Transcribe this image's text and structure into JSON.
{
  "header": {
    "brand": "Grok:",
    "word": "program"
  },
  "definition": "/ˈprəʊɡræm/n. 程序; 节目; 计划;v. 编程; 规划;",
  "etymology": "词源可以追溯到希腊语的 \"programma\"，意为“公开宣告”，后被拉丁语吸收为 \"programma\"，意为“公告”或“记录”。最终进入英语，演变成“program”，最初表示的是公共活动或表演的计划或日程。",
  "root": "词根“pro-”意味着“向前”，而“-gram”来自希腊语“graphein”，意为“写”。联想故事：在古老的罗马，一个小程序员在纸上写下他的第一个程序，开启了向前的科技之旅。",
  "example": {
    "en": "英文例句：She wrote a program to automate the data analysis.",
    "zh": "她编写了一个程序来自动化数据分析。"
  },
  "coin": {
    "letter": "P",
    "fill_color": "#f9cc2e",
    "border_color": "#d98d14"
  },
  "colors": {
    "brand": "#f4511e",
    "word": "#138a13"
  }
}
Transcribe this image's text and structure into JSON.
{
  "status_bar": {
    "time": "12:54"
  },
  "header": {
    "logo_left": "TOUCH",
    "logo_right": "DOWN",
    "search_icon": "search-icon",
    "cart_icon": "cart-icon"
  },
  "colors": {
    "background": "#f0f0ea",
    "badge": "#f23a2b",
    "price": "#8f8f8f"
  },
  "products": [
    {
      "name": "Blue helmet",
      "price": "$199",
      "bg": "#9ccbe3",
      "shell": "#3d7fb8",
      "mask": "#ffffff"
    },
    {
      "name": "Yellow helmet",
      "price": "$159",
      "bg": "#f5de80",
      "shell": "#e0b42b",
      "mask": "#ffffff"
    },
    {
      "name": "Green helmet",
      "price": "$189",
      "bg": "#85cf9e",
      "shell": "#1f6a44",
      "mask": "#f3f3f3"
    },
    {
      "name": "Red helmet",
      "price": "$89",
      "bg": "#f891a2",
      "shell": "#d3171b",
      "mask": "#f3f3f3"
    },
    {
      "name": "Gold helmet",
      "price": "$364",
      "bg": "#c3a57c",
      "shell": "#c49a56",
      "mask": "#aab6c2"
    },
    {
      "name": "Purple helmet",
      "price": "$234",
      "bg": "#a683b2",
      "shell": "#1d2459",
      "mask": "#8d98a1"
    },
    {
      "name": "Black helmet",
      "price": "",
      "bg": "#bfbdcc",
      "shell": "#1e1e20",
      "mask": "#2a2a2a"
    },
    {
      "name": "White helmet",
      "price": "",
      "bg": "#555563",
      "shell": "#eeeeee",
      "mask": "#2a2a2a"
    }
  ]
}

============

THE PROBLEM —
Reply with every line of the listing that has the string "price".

THE ANSWER —
    "price": "#8f8f8f"
      "price": "$199",
      "price": "$159",
      "price": "$189",
      "price": "$89",
      "price": "$364",
      "price": "$234",
      "price": "",
      "price": "",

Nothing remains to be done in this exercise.